Data about app and page elements:
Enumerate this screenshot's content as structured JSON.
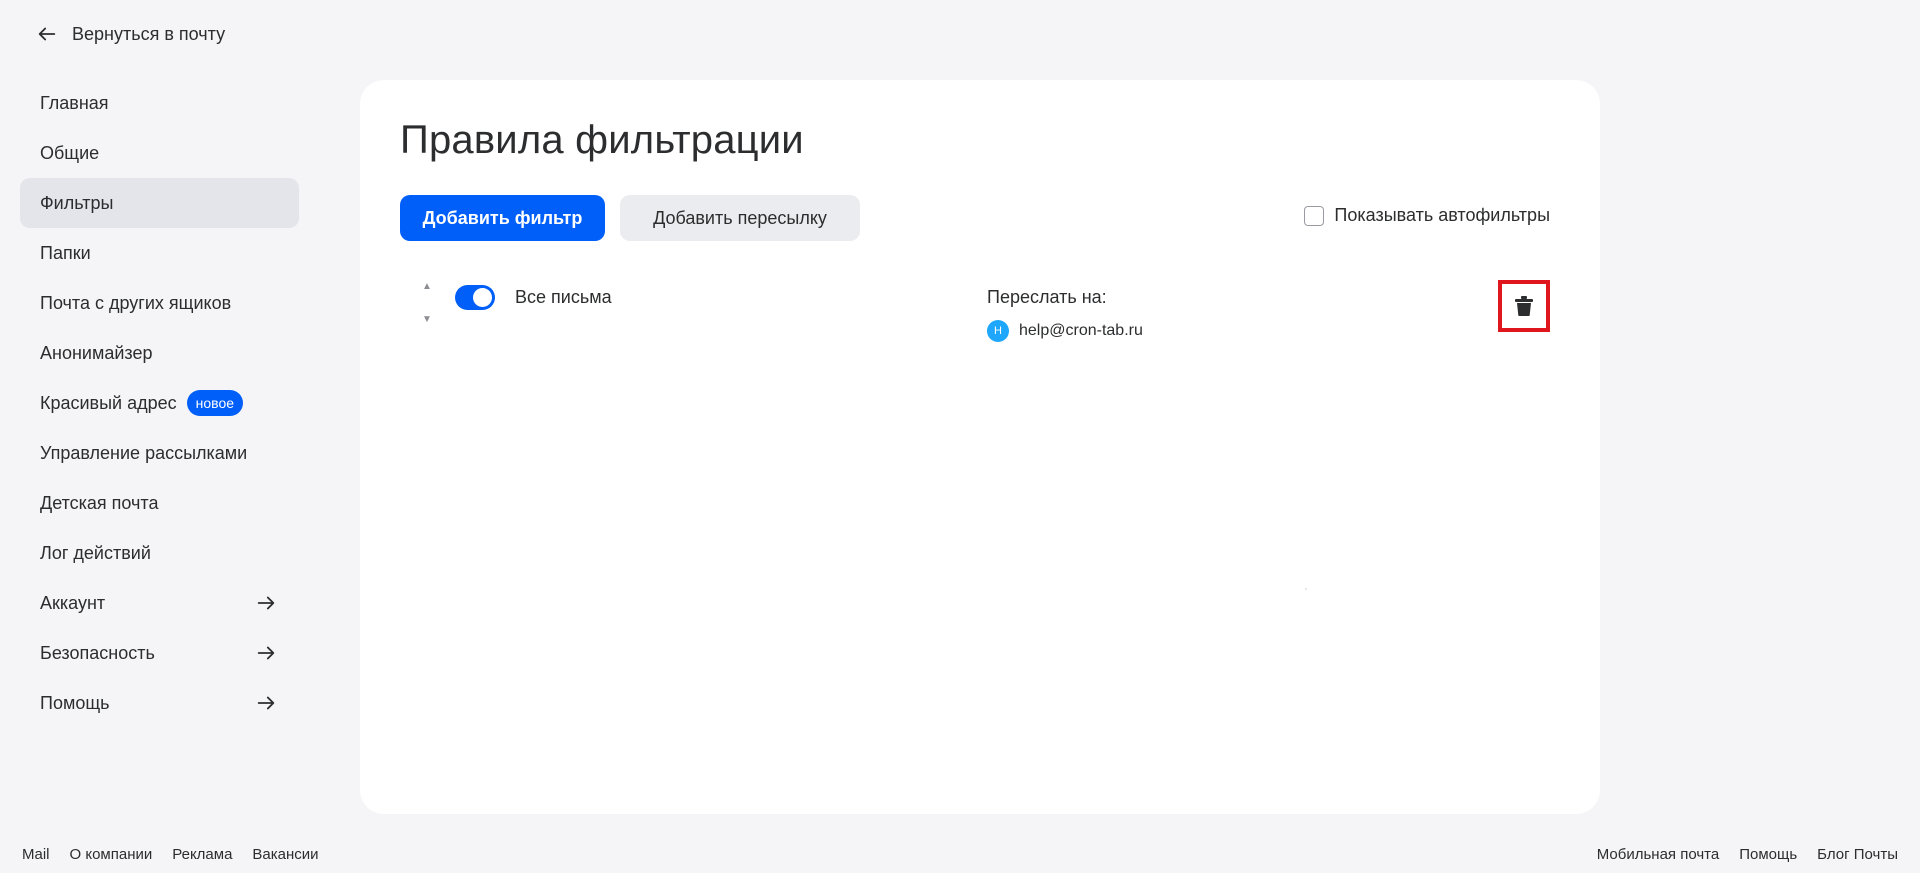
{
  "back_link": {
    "label": "Вернуться в почту",
    "icon": "arrow-left-icon"
  },
  "sidebar": {
    "items": [
      {
        "label": "Главная"
      },
      {
        "label": "Общие"
      },
      {
        "label": "Фильтры",
        "active": true
      },
      {
        "label": "Папки"
      },
      {
        "label": "Почта с других ящиков"
      },
      {
        "label": "Анонимайзер"
      },
      {
        "label": "Красивый адрес",
        "badge": "новое"
      },
      {
        "label": "Управление рассылками"
      },
      {
        "label": "Детская почта"
      },
      {
        "label": "Лог действий"
      },
      {
        "label": "Аккаунт",
        "icon": "arrow-right-icon"
      },
      {
        "label": "Безопасность",
        "icon": "arrow-right-icon"
      },
      {
        "label": "Помощь",
        "icon": "arrow-right-icon"
      }
    ]
  },
  "main": {
    "title": "Правила фильтрации",
    "add_filter_label": "Добавить фильтр",
    "add_forward_label": "Добавить пересылку",
    "show_autofilters_label": "Показывать автофильтры",
    "show_autofilters_checked": false,
    "filters": [
      {
        "enabled": true,
        "name": "Все письма",
        "action_label": "Переслать на:",
        "avatar_letter": "H",
        "target": "help@cron-tab.ru"
      }
    ]
  },
  "footer": {
    "left_links": [
      "Mail",
      "О компании",
      "Реклама",
      "Вакансии"
    ],
    "right_links": [
      "Мобильная почта",
      "Помощь",
      "Блог Почты"
    ]
  },
  "colors": {
    "accent": "#005ff9",
    "background": "#f5f5f7",
    "panel": "#ffffff",
    "highlight_border": "#e0161f",
    "avatar": "#1ea7fd"
  }
}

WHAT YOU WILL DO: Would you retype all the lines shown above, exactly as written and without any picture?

TASK RESPONSE:
Enumerate this screenshot's content as structured JSON.
{
  "back_link": {
    "label": "Вернуться в почту",
    "icon": "arrow-left-icon"
  },
  "sidebar": {
    "items": [
      {
        "label": "Главная"
      },
      {
        "label": "Общие"
      },
      {
        "label": "Фильтры",
        "active": true
      },
      {
        "label": "Папки"
      },
      {
        "label": "Почта с других ящиков"
      },
      {
        "label": "Анонимайзер"
      },
      {
        "label": "Красивый адрес",
        "badge": "новое"
      },
      {
        "label": "Управление рассылками"
      },
      {
        "label": "Детская почта"
      },
      {
        "label": "Лог действий"
      },
      {
        "label": "Аккаунт",
        "icon": "arrow-right-icon"
      },
      {
        "label": "Безопасность",
        "icon": "arrow-right-icon"
      },
      {
        "label": "Помощь",
        "icon": "arrow-right-icon"
      }
    ]
  },
  "main": {
    "title": "Правила фильтрации",
    "add_filter_label": "Добавить фильтр",
    "add_forward_label": "Добавить пересылку",
    "show_autofilters_label": "Показывать автофильтры",
    "show_autofilters_checked": false,
    "filters": [
      {
        "enabled": true,
        "name": "Все письма",
        "action_label": "Переслать на:",
        "avatar_letter": "H",
        "target": "help@cron-tab.ru"
      }
    ]
  },
  "footer": {
    "left_links": [
      "Mail",
      "О компании",
      "Реклама",
      "Вакансии"
    ],
    "right_links": [
      "Мобильная почта",
      "Помощь",
      "Блог Почты"
    ]
  },
  "colors": {
    "accent": "#005ff9",
    "background": "#f5f5f7",
    "panel": "#ffffff",
    "highlight_border": "#e0161f",
    "avatar": "#1ea7fd"
  }
}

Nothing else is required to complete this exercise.